**** Records for the exercise ****

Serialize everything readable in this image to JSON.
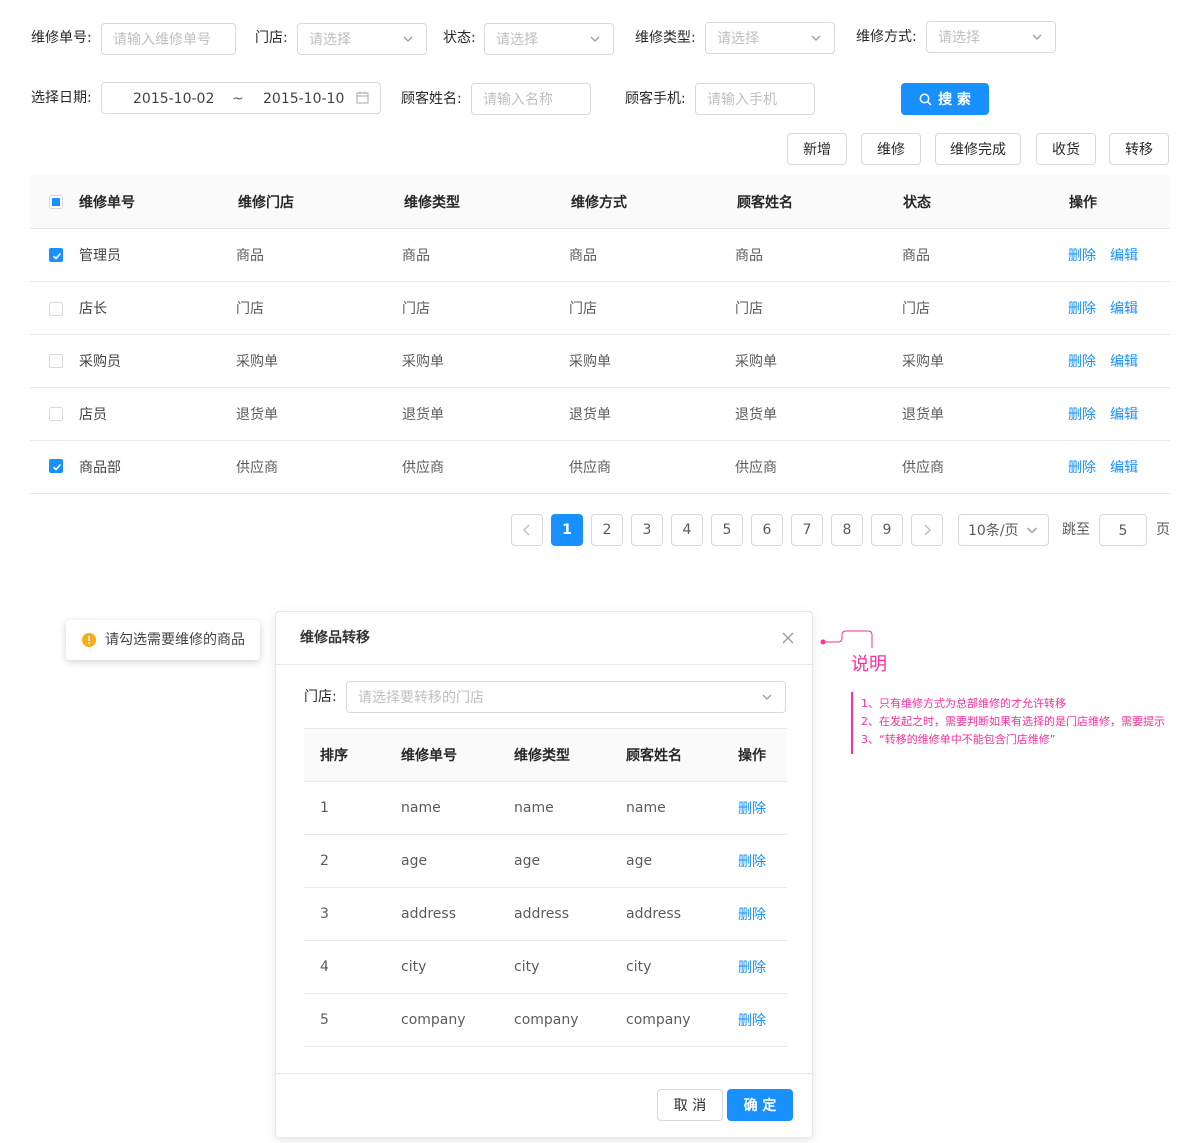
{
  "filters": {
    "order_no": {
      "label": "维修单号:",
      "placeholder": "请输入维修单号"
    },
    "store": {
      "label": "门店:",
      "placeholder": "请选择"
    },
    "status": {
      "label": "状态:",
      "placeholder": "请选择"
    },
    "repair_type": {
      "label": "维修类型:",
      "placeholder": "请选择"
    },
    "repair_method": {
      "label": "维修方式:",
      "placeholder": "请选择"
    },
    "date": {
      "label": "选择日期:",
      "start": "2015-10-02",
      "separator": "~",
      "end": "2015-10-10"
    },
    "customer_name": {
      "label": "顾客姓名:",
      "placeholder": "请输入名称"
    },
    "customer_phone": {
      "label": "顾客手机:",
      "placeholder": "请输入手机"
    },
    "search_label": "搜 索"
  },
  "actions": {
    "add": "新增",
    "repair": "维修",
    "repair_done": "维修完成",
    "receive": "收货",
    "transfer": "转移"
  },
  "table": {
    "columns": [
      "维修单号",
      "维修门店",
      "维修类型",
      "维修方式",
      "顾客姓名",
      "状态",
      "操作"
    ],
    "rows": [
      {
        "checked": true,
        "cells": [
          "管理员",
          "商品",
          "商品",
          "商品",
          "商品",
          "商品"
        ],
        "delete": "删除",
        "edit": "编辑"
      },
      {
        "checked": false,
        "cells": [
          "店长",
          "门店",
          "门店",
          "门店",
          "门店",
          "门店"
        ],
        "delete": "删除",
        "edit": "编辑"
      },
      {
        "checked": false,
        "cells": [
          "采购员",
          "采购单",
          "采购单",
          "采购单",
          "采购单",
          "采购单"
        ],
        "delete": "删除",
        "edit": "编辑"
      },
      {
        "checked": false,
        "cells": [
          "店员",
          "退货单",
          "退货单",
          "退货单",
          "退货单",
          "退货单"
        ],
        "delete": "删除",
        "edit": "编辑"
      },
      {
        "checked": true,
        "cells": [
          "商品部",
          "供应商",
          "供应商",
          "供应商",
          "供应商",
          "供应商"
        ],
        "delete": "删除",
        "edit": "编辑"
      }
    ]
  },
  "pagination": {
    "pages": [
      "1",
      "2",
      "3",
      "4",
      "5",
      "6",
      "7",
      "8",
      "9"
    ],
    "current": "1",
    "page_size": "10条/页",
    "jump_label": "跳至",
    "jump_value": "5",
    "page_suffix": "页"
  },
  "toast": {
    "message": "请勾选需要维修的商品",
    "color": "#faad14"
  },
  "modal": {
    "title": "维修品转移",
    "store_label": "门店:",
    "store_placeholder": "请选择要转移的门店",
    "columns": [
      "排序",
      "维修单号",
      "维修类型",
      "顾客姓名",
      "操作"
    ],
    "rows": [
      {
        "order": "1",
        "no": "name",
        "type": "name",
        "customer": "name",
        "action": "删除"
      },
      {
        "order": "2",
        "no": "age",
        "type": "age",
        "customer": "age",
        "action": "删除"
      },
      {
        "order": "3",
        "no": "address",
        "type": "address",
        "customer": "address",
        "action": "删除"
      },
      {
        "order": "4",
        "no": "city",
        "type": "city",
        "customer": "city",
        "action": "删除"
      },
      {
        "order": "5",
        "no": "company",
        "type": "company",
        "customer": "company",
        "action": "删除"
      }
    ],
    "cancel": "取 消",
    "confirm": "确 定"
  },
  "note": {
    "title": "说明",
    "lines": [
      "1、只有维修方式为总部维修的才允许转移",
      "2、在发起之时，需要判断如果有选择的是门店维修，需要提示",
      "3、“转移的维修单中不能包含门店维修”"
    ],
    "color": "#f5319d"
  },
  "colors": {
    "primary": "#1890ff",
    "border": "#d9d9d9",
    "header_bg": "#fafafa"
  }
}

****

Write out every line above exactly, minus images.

• Response below
Serialize everything readable in this image to JSON.
{
  "filters": {
    "order_no": {
      "label": "维修单号:",
      "placeholder": "请输入维修单号"
    },
    "store": {
      "label": "门店:",
      "placeholder": "请选择"
    },
    "status": {
      "label": "状态:",
      "placeholder": "请选择"
    },
    "repair_type": {
      "label": "维修类型:",
      "placeholder": "请选择"
    },
    "repair_method": {
      "label": "维修方式:",
      "placeholder": "请选择"
    },
    "date": {
      "label": "选择日期:",
      "start": "2015-10-02",
      "separator": "~",
      "end": "2015-10-10"
    },
    "customer_name": {
      "label": "顾客姓名:",
      "placeholder": "请输入名称"
    },
    "customer_phone": {
      "label": "顾客手机:",
      "placeholder": "请输入手机"
    },
    "search_label": "搜 索"
  },
  "actions": {
    "add": "新增",
    "repair": "维修",
    "repair_done": "维修完成",
    "receive": "收货",
    "transfer": "转移"
  },
  "table": {
    "columns": [
      "维修单号",
      "维修门店",
      "维修类型",
      "维修方式",
      "顾客姓名",
      "状态",
      "操作"
    ],
    "rows": [
      {
        "checked": true,
        "cells": [
          "管理员",
          "商品",
          "商品",
          "商品",
          "商品",
          "商品"
        ],
        "delete": "删除",
        "edit": "编辑"
      },
      {
        "checked": false,
        "cells": [
          "店长",
          "门店",
          "门店",
          "门店",
          "门店",
          "门店"
        ],
        "delete": "删除",
        "edit": "编辑"
      },
      {
        "checked": false,
        "cells": [
          "采购员",
          "采购单",
          "采购单",
          "采购单",
          "采购单",
          "采购单"
        ],
        "delete": "删除",
        "edit": "编辑"
      },
      {
        "checked": false,
        "cells": [
          "店员",
          "退货单",
          "退货单",
          "退货单",
          "退货单",
          "退货单"
        ],
        "delete": "删除",
        "edit": "编辑"
      },
      {
        "checked": true,
        "cells": [
          "商品部",
          "供应商",
          "供应商",
          "供应商",
          "供应商",
          "供应商"
        ],
        "delete": "删除",
        "edit": "编辑"
      }
    ]
  },
  "pagination": {
    "pages": [
      "1",
      "2",
      "3",
      "4",
      "5",
      "6",
      "7",
      "8",
      "9"
    ],
    "current": "1",
    "page_size": "10条/页",
    "jump_label": "跳至",
    "jump_value": "5",
    "page_suffix": "页"
  },
  "toast": {
    "message": "请勾选需要维修的商品",
    "color": "#faad14"
  },
  "modal": {
    "title": "维修品转移",
    "store_label": "门店:",
    "store_placeholder": "请选择要转移的门店",
    "columns": [
      "排序",
      "维修单号",
      "维修类型",
      "顾客姓名",
      "操作"
    ],
    "rows": [
      {
        "order": "1",
        "no": "name",
        "type": "name",
        "customer": "name",
        "action": "删除"
      },
      {
        "order": "2",
        "no": "age",
        "type": "age",
        "customer": "age",
        "action": "删除"
      },
      {
        "order": "3",
        "no": "address",
        "type": "address",
        "customer": "address",
        "action": "删除"
      },
      {
        "order": "4",
        "no": "city",
        "type": "city",
        "customer": "city",
        "action": "删除"
      },
      {
        "order": "5",
        "no": "company",
        "type": "company",
        "customer": "company",
        "action": "删除"
      }
    ],
    "cancel": "取 消",
    "confirm": "确 定"
  },
  "note": {
    "title": "说明",
    "lines": [
      "1、只有维修方式为总部维修的才允许转移",
      "2、在发起之时，需要判断如果有选择的是门店维修，需要提示",
      "3、“转移的维修单中不能包含门店维修”"
    ],
    "color": "#f5319d"
  },
  "colors": {
    "primary": "#1890ff",
    "border": "#d9d9d9",
    "header_bg": "#fafafa"
  }
}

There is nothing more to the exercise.